Author Notes

Born in 1933 in Kavalla in Northern Greece, VASSILIS VASSILIKOS grew up mostly in Salonika. After the military coup in 1967, he spent seven years in exile, returning to Greece in 1974. Author of some 120 books, translated into more than twenty foreign languages, Vassilikos is Greece's formost living novelist. His novel, Z, was adapted for film by Costa Gavras, winning the Jury Prize at the Cannes Film Festival in 1969.

Reviews 1

Publisher's Weekly Review

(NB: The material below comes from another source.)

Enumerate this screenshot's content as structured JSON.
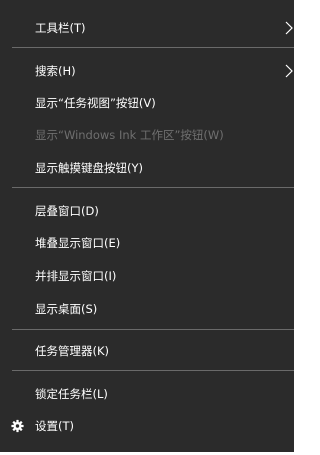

The travails of a literary biographer are the subject of this playful, dense patchwork of a novel by the esteemed and prolific Greek writer best known for his 1967 novel Z. Reworked over a period of decades and further amended for the English edition, the novel satirizes various aspects of literary and political life in Greece over the last 75 years. In the whimsical, cheekily morbid opening chapters, the unnamed biographer-narrator outlines the story of fictional, pseudonymous Greek writer Glafkos Thrassakis. Thrassakis's controversial work forced him into exile, where he was finally devoured by cannibals on a remote island in Papua New Guinea. So far so good, but the novel loses ground when some of Thrassakis's lost manuscripts are discovered, which leads to a long, uninteresting middle section in which the narrator launches into an in-depth retelling of his subject's stories. The third-hand perspective drains the energy from the narrative, and Vassilikos's attempts to get things going again in the final chapters are only fitfully effective as he describes Thrassakis's various conflicts with the government and his legacy in the world of Greek letters. Vassilikos is an engaging, literate writer whose ironic humor emerges at unpredictable intervals, and he offers intriguing observations on the Greek experience of World War II, the country's civil war and its 1967-1974 military dictatorship. But the uneven structure and the long-winded treatment of Thrassakis's work reduces the effectiveness of this elegantly written (and pristinely translated) satire. (Dec.) (c) Copyright PWxyz, LLC. All rights reserved